The answers are obvious. But sadly, we live in a time when real issues are buried on a daily basis under the cacophony of such "burning questions".
The politician-media nexus has turned into a potent hate machine, so these questions will be repeated ad nauseum to paint Muslims of this country into an anti-national corner.
First, the controversy itself. The portrait of Jinnah at the centre of the row has been there for 80 years. It was installed after Jinnah was accorded the lifetime membership of the AMU Students Union in 1938. Many others such as Mahatma Gandhi, BR Ambedkar were given the same tribute much earlier and their portraits also grace the walls of the same hall.
Now, in 2018, the BJP MP from Aligarh Satish Gautam discovers this portrait and cries treason. Why?
This is not the first time that Mr Gautam has ignited a controversy related to AMU. Soon after being elected, he questioned the university about why it didn't celebrate the birthday of one the initial donors to the AMU, Raja Mahendra Pratap. As is the case almost all the time with the BJP/RSS appropriating historical figures, they bothered little to check on the antecedents, ideology or philosophy of Raja Mahendra Pratap, a Marxist who fought the Jana Sangh all his life. In 2014, this BJP MP reduced Raja Mahendra to just a Hindu being denied his due by the Muslim University.

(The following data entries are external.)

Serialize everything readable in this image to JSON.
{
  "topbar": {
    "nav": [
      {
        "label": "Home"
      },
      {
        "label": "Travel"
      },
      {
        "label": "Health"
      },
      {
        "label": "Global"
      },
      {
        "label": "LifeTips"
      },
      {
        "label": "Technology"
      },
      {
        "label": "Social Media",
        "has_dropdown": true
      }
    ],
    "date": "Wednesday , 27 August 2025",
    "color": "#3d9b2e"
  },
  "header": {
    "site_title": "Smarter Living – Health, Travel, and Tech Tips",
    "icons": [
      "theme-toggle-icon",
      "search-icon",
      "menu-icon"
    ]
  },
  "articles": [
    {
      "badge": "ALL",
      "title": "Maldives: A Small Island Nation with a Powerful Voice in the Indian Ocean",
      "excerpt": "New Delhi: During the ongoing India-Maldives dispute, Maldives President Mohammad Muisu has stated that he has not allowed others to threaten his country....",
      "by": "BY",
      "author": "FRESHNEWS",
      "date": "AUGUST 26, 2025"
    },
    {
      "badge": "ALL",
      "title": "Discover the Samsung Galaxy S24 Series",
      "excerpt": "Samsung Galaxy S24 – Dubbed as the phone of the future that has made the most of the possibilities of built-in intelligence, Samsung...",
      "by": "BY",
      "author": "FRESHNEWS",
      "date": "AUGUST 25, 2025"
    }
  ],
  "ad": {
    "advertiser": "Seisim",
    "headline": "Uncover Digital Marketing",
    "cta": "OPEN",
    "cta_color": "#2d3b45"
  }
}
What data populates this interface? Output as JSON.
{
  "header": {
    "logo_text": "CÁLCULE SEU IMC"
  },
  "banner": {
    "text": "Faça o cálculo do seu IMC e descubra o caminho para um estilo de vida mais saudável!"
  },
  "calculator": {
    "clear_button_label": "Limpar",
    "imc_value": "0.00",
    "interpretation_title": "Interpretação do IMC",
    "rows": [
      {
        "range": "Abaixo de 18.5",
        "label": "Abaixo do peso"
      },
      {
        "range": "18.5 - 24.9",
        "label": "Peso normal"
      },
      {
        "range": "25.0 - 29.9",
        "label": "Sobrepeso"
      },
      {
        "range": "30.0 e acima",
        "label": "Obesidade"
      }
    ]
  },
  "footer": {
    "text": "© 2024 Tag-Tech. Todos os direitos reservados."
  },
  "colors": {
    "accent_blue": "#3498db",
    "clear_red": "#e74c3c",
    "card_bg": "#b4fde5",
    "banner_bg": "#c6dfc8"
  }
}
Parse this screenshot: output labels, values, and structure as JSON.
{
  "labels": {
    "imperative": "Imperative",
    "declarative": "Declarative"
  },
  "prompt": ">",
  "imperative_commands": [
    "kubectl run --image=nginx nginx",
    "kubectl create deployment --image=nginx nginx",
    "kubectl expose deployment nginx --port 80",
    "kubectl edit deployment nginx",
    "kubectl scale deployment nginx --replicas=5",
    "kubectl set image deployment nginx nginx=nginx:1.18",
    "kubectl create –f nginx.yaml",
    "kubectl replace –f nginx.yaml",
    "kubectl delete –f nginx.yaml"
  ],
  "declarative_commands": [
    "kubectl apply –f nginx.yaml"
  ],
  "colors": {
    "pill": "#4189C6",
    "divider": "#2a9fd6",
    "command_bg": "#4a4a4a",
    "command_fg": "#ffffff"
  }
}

In 2016, the BJP government argued in the Supreme Court that AMU should not be treated as a minority institution because it was set up by the government and not by Muslims.
Last year, some right-wing groups and BJP leaders spread the news that non-Muslim students at the AMU hostels were being denied breakfast and lunch during Ramzan. Some TV channels, without bothering to check for themselves, ran provocative headlines such as "Is AMU starving its non-Muslim students?" The bluff was called when non-Muslim students t said that it was all propaganda aimed at futhering hatred for the institution and Muslims in general.
Just days before this latest controversy, we saw the same "nationalist"/ hate-mongering TV channels debating why AMU wouldn't allow a RSS shakha inside its campus. Questions were put to the AMU community in the most revolting language.
I have listed all these incidents to impress upon the fact that just like JNU, the AMU is also being targeted systematically and consistently by the same nexus of hate groups and TV channels who are ever ready to amplify propaganda through their prime-time vitriol. Their agenda is simple: JNU is anti-national and AMU is pro Pakistan. And the country/Hindu "khatre mein hai".
Back to the Jinnah portrait. If the AMU Students Union had put up the picture now or recently, I would have been the first person to object to it and ask for its removal. But it lay there for 80 years, symbolising an event in the history of the AMU Students Union. Did the portrait, by just being there, in any ways impact the minds and hearts of the AMU community or was it being celebrated or garlanded on any particular occasion? No.
It just represents a moment in the very complex evolution of the Aligarh Muslim University, which was born out of the efforts of all shades of opinion - Nationalist, Communists, Islamist, etc all collaborating in the pursuit of education for the Muslims of India.
Of course, this complexity is too much for a matric pass politician such as Mr Gautam. Can we expect him to appreciate complexities of history, when he and his organisation are out to "cleanse" Indian history of all that doesn't fit with their narrow view of this lovely, plural, complex country?
It is in this context that the BJP MP has dusted and dragged an 80-year-old portrait to play his sinister contemporary politics. The portrait is the latest tool to put the patriotism of the Muslim Indians in question.
Now whether this portrait stays or goes is immaterial. The purpose has been achieved. AMU and Muslims have been painted as Jinnah-lovers by the hate machine. The fact that the majority of Muslims were the first ones to reject Jinnah's two-nation theory and chose to stay in a secular, constitutional democracy rather than a theocracy would not cut much ice in the face of primetime xenophobia raining down thanks to the neta-anchor nexus.
TV headlines will fade in a few days. "Nationalist"/ hate-mongering anchors will invent some other divisive issue to deal another blow to whatever is left of communal amity in the country, but this portrait will continue to be hung around the neck of Muslim Indians like the proverbial albatross.
No coincidence that we are in election season, of course.(Mohd Asim is a Senior News Editor, NDTV 24X7 and an AMU alumnus)Disclaimer: The opinions expressed within this article are the personal opinions of the author. The facts and opinions appearing in the article do not reflect the views of NDTV and NDTV does not assume any responsibility or liability for the same.
The recent developments at the Aligarh Muslim University are worrying and dangerous. A portrait of Pakistan founder Mohammad Ali Jinnah at the Students Union Hall of the AMU is at the centre of a raging nationwide debate. Suddenly the nationalist TV channels, rightwing groups, government representatives are all worked up over the portrait that has been there for decades. Is Jinnah an icon for the AMU? Should the man who divided India be idolised? Isn't it time to dump Jinnah? Questions such as these are blaring on TV screens on prime time.